Work order |
This task calls for the complete listing below, reproduced exactly.

Data records |
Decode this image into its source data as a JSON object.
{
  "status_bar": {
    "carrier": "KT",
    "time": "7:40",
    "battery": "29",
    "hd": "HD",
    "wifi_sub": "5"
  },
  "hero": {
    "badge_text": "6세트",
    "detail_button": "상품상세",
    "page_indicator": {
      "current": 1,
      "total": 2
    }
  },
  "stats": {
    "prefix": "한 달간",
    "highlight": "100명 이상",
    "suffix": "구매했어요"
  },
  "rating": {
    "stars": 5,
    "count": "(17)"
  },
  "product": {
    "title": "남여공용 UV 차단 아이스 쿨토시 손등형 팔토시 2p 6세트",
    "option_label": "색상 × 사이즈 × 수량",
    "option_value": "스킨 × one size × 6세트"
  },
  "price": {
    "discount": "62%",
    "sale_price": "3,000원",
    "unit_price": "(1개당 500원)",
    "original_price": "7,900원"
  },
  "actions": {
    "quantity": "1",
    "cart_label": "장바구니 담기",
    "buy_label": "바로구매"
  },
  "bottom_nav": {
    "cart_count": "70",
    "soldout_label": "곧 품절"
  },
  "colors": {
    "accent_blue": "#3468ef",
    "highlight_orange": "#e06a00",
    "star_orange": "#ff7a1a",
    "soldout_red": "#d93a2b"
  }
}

Response to this exercise |
Decode this image into its source data as a JSON object.
{
  "status_bar": {
    "carrier": "KT",
    "time": "7:40",
    "battery": "29",
    "hd": "HD",
    "wifi_sub": "5"
  },
  "hero": {
    "badge_text": "6세트",
    "detail_button": "상품상세",
    "page_indicator": {
      "current": 1,
      "total": 2
    }
  },
  "stats": {
    "prefix": "한 달간",
    "highlight": "100명 이상",
    "suffix": "구매했어요"
  },
  "rating": {
    "stars": 5,
    "count": "(17)"
  },
  "product": {
    "title": "남여공용 UV 차단 아이스 쿨토시 손등형 팔토시 2p 6세트",
    "option_label": "색상 × 사이즈 × 수량",
    "option_value": "스킨 × one size × 6세트"
  },
  "price": {
    "discount": "62%",
    "sale_price": "3,000원",
    "unit_price": "(1개당 500원)",
    "original_price": "7,900원"
  },
  "actions": {
    "quantity": "1",
    "cart_label": "장바구니 담기",
    "buy_label": "바로구매"
  },
  "bottom_nav": {
    "cart_count": "70",
    "soldout_label": "곧 품절"
  },
  "colors": {
    "accent_blue": "#3468ef",
    "highlight_orange": "#e06a00",
    "star_orange": "#ff7a1a",
    "soldout_red": "#d93a2b"
  }
}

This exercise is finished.